Think about the last time you made a spur-of-the-moment donation to a cause. Was it because of a sudden tragedy or breaking news story? Or was it because you were made aware of a deep systematic issue that will take 20 years to resolve? Chances are, you donated to the first category. From natural disasters to warfare, most aid goes to the issue that can grab the most headlines and garner the most social media shares. Yanguas argues that it’s this mentality — the swoop in and fix it model — actively prevents aid from going where it can fully fix issues, not just temporarily patch them up.

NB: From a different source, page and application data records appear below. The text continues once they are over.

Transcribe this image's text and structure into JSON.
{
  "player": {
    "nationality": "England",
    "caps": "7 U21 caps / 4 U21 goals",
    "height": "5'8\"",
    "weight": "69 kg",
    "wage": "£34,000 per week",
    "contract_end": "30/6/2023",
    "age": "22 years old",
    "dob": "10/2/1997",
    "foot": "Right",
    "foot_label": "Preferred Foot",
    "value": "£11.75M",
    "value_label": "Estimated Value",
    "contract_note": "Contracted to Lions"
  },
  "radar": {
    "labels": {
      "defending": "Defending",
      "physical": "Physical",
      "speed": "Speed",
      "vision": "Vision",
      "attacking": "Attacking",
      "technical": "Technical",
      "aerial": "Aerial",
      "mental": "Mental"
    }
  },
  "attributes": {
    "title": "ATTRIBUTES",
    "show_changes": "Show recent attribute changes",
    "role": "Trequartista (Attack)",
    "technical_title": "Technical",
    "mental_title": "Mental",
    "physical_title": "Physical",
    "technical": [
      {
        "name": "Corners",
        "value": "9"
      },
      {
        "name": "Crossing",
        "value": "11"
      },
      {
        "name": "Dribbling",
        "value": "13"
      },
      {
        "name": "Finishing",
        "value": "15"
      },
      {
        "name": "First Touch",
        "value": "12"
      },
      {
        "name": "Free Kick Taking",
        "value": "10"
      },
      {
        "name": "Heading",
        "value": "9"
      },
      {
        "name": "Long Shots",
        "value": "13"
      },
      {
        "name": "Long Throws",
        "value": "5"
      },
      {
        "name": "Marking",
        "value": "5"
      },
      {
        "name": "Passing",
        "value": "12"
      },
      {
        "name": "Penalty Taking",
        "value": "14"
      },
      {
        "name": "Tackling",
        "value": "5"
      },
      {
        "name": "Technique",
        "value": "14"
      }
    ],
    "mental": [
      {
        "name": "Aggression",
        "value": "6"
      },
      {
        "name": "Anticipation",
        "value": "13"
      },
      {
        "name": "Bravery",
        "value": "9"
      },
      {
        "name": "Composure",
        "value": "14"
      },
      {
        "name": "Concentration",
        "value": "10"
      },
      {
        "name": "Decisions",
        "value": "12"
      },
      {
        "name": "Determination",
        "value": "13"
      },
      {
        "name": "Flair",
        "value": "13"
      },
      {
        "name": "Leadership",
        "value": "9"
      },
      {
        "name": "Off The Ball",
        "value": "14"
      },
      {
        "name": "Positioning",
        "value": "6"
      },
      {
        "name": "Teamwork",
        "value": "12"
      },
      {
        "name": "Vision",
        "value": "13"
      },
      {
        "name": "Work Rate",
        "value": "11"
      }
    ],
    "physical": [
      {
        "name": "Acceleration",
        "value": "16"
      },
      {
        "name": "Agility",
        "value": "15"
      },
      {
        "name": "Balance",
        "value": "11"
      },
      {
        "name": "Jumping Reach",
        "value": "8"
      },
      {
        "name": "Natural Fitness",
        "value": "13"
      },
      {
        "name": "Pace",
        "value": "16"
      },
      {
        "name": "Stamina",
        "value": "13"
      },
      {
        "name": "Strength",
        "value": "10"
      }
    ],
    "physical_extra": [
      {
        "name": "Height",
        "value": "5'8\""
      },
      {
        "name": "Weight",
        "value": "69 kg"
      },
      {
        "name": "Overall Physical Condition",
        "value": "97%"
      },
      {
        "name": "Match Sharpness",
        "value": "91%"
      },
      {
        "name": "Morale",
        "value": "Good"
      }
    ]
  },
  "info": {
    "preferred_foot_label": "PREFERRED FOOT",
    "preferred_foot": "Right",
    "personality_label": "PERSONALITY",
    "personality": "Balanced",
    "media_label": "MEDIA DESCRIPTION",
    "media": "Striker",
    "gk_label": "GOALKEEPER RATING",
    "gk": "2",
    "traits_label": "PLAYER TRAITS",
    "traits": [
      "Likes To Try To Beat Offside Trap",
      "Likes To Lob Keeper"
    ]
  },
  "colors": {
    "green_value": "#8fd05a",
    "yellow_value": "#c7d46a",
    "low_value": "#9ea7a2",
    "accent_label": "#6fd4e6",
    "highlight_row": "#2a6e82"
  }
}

Yanguas argues in his new book Why We Lie About Aid that pressure to see immediate results from aid money force recipients to behave in ways that are counterproductive to development and permanent ladders out of poverty. If they fail to produce evidence that their aid money is “helping” quickly, they risk donors pulling funds altogether and reallocating them. Yanguas says this myopic view of the efficacy of aid money is what’s causing foreign aid efforts to fail. Unfortunately, they’re simply not designed for transformation. They’re designed for a quick-fix rather than sustainable growth and development.
All these things that cause foreign aid to fail will help social enterprises succeed. Social enterprises, by nature of being businesses, have to prove sustainable in a way that charities and NGOs do not. Social enterprises provide the framework for a long-term alleviation of poverty rather than an untenable band-aid solution. In so doing, they catalyze the growth of human prosperity in a way no other institution can. Value for value exchange will, in the end, prove a more realistic long-term strategy for success.